Study Design. In vivo studies using a rabbit model to determine the biologic effects of direct, adenovirus-mediated transfer of a therapeutic gene to the intervertebral disc. Objectives. 1) To deliver an exogenous therapeutic gene to rabbit lumbar intervertebral discs in vivo, 2) to quantify the resulting amount of gene expression, and 3) to determine the effect on the biologic activity of the discs. Summary of Background Data. Although growth factors such as transforming growth factor β1 appear to have promising therapeutic properties, there currently is no practical method for sustained delivery of exogenous growth factors to the disc for the management of certain chronic types of disease (e.g., disc degeneration). A possible solution is to modify the disc cells genetically through gene transfer such that the cells manufacture the desired growth factors endogenously on a continuous basis. Methods. Saline, with or without virus, was injected directly into lumbar discs of 22 skeletally mature female New Zealand white rabbits. Group 1 (n = 11) received the adenovirus construct Ad/CMV-hTGFβ1 containing the therapeutic human transforming growth factor β1-encoding gene. Group 2 (n = 6) received adenovirus containing the luciferase marker gene. Group 3 (n = 5) received saline only. The rabbits were killed 1 week after injection. Immunohistochemical staining for human transforming growth factor β1 was performed on the disc tissues of one rabbit from Group 1. Nucleus pulposus tissues from the remaining rabbits were cultured in serumless medium. Bioassays were performed to determine human transforming growth factor β1 production and proteoglycan synthesis. Results. Discs injected with Ad/CMV-hTGFβ1 exhibited extensive and intense positive immunostaining for transforming growth factorβ1. The nucleus pulposus tissues from the discs injected with Ad/CMV-hTGFβ1 exhibited a 30-fold increase in active transforming growth factorβ1 production, and a 5-fold increase in total (active + latent) transforming growth factor β1 production over that from intact control discs (P < 0.05). Furthermore, these tissues exhibited a 100% increase in proteoglycan synthesis compared with intact control tissue, which was statistically significant (P < 0.05). Conclusions. The results of this study suggest that the intervertebral disc is an appropriate site for adenovirus-mediated transfer of exogenous genes and subsequent production of therapeutic growth factors. Gene therapy therefore may have useful applications for study of the basic science of the intervertebral disc and for clinical management of degenerative disc disease.

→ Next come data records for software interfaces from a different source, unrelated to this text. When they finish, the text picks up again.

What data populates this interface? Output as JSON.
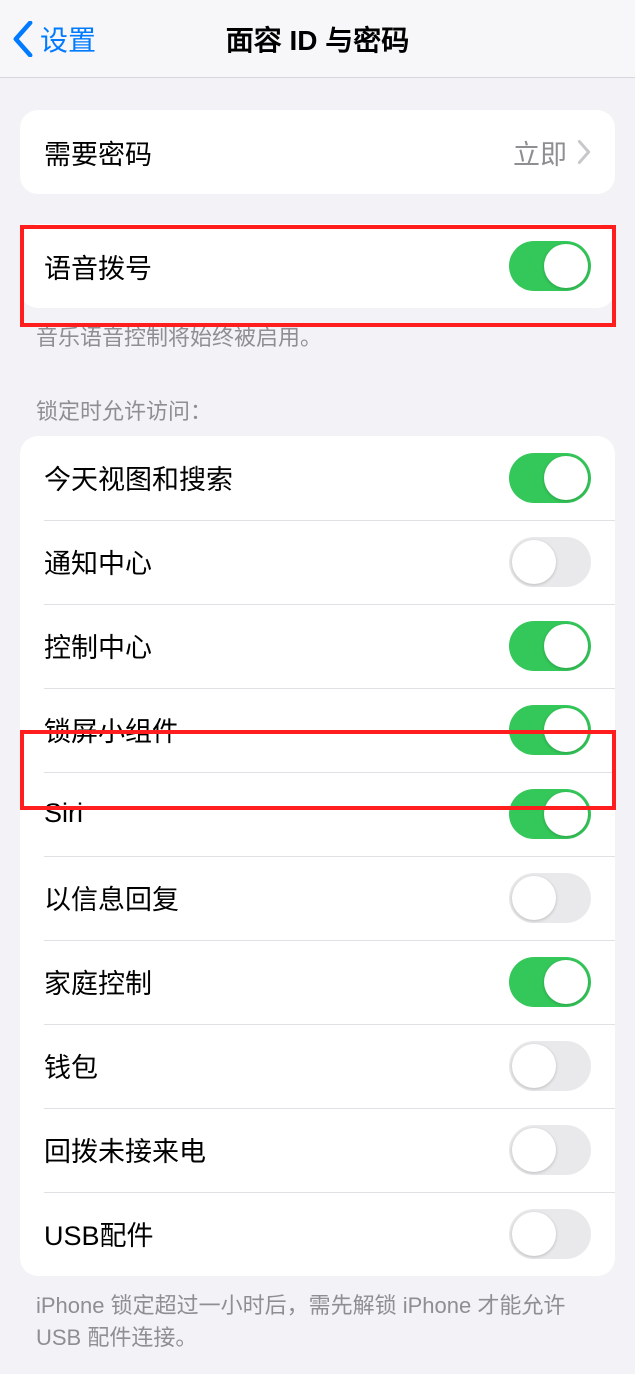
{
  "nav": {
    "back": "设置",
    "title": "面容 ID 与密码"
  },
  "passcode_row": {
    "label": "需要密码",
    "value": "立即"
  },
  "voice_dial": {
    "label": "语音拨号",
    "footnote": "音乐语音控制将始终被启用。"
  },
  "lock_access": {
    "header": "锁定时允许访问：",
    "items": [
      {
        "label": "今天视图和搜索",
        "on": true
      },
      {
        "label": "通知中心",
        "on": false
      },
      {
        "label": "控制中心",
        "on": true
      },
      {
        "label": "锁屏小组件",
        "on": true
      },
      {
        "label": "Siri",
        "on": true
      },
      {
        "label": "以信息回复",
        "on": false
      },
      {
        "label": "家庭控制",
        "on": true
      },
      {
        "label": "钱包",
        "on": false
      },
      {
        "label": "回拨未接来电",
        "on": false
      },
      {
        "label": "USB配件",
        "on": false
      }
    ],
    "footnote": "iPhone 锁定超过一小时后，需先解锁 iPhone 才能允许USB 配件连接。"
  }
}
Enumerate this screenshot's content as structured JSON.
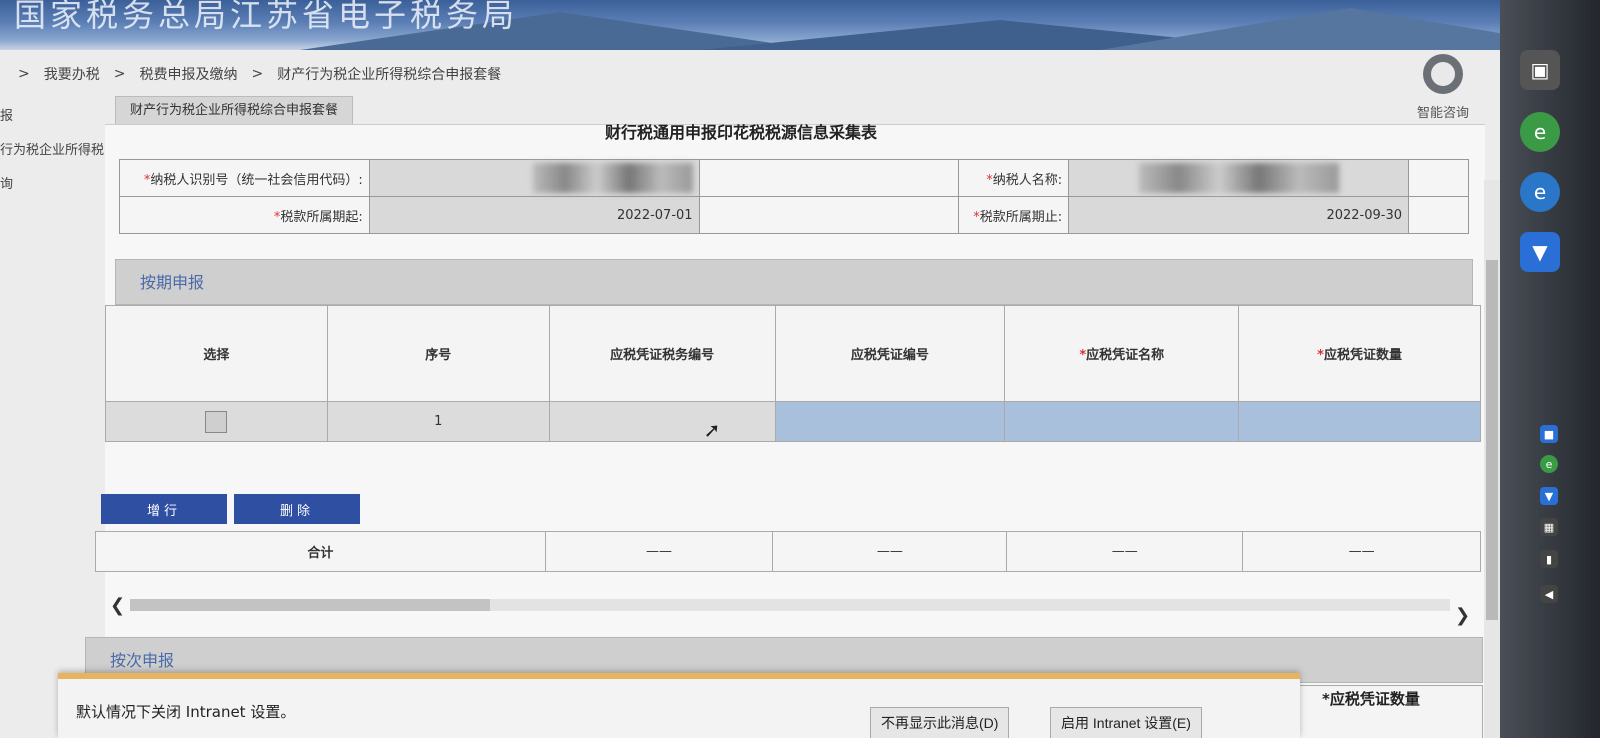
{
  "banner": {
    "title": "国家税务总局江苏省电子税务局"
  },
  "breadcrumb": [
    "我要办税",
    "税费申报及缴纳",
    "财产行为税企业所得税综合申报套餐"
  ],
  "breadcrumb_sep": ">",
  "sidebar": {
    "items": [
      "报",
      "行为税企业所得税",
      "询"
    ]
  },
  "help": {
    "label": "智能咨询"
  },
  "tab": {
    "label": "财产行为税企业所得税综合申报套餐"
  },
  "form": {
    "title": "财行税通用申报印花税税源信息采集表",
    "taxpayer_id_label": "纳税人识别号（统一社会信用代码）:",
    "taxpayer_name_label": "纳税人名称:",
    "period_start_label": "税款所属期起:",
    "period_start": "2022-07-01",
    "period_end_label": "税款所属期止:",
    "period_end": "2022-09-30",
    "req_mark": "*"
  },
  "section1": {
    "title": "按期申报",
    "columns": [
      "选择",
      "序号",
      "应税凭证税务编号",
      "应税凭证编号",
      "应税凭证名称",
      "应税凭证数量"
    ],
    "required_cols": [
      false,
      false,
      false,
      false,
      true,
      true
    ],
    "rows": [
      {
        "index": "1"
      }
    ],
    "add_button": "增行",
    "delete_button": "删除",
    "total_label": "合计",
    "total_placeholder": "——"
  },
  "section2": {
    "title": "按次申报"
  },
  "notice": {
    "text": "默认情况下关闭 Intranet 设置。",
    "btn_dont_show": "不再显示此消息(D)",
    "btn_enable": "启用 Intranet 设置(E)"
  },
  "right_label": "*应税凭证数量",
  "colors": {
    "accent": "#2f4fa3",
    "section_title": "#4a6aa8",
    "required": "#d33333",
    "selected_row": "#a9c0dd"
  },
  "icons": [
    "headset-icon",
    "scroll-left-icon",
    "scroll-right-icon",
    "checkbox-icon",
    "mouse-cursor-icon"
  ]
}
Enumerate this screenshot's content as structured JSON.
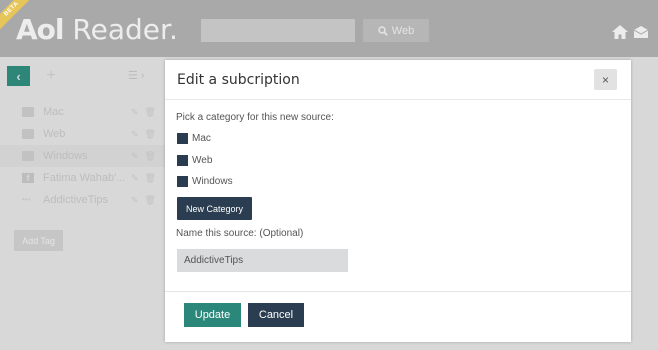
{
  "header": {
    "beta_label": "BETA",
    "logo_brand": "Aol",
    "logo_product": "Reader.",
    "search_placeholder": "",
    "search_button_label": "Web"
  },
  "sidebar": {
    "tags": [
      {
        "label": "Mac",
        "icon": "folder-icon",
        "selected": false
      },
      {
        "label": "Web",
        "icon": "folder-icon",
        "selected": false
      },
      {
        "label": "Windows",
        "icon": "folder-icon",
        "selected": true
      },
      {
        "label": "Fatima Wahab'...",
        "icon": "facebook-icon",
        "selected": false
      },
      {
        "label": "AddictiveTips",
        "icon": "dots-icon",
        "selected": false
      }
    ],
    "add_tag_label": "Add Tag"
  },
  "modal": {
    "title": "Edit a subcription",
    "close_label": "×",
    "pick_label": "Pick a category for this new source:",
    "categories": [
      "Mac",
      "Web",
      "Windows"
    ],
    "new_category_label": "New Category",
    "name_label": "Name this source: (Optional)",
    "name_value": "AddictiveTips",
    "update_label": "Update",
    "cancel_label": "Cancel"
  },
  "colors": {
    "accent_green": "#2b8779",
    "navy": "#2b3e51",
    "overlay_gray": "#d8d8d8"
  }
}
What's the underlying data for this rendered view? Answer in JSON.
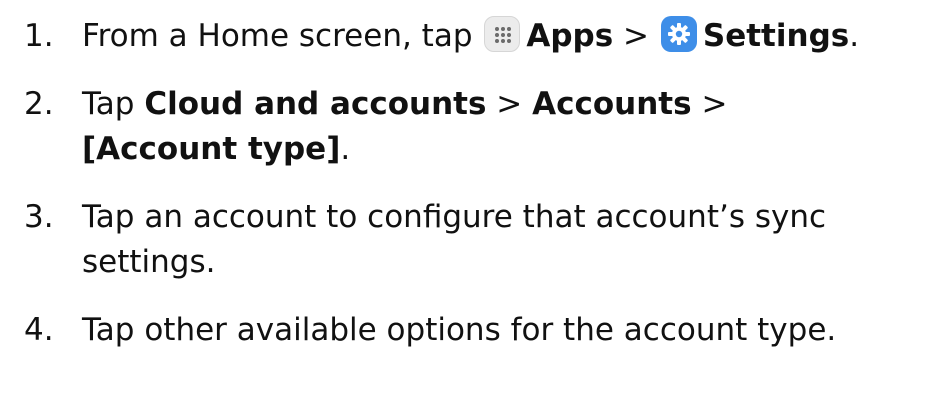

- Degenerative disc disease
- Gene therapy
- Growth factors
- Transforming growth factor beta 1 (TGF-β1)
ASJC Scopus subject areas
- Orthopedics and Sports Medicine
- Clinical Neurology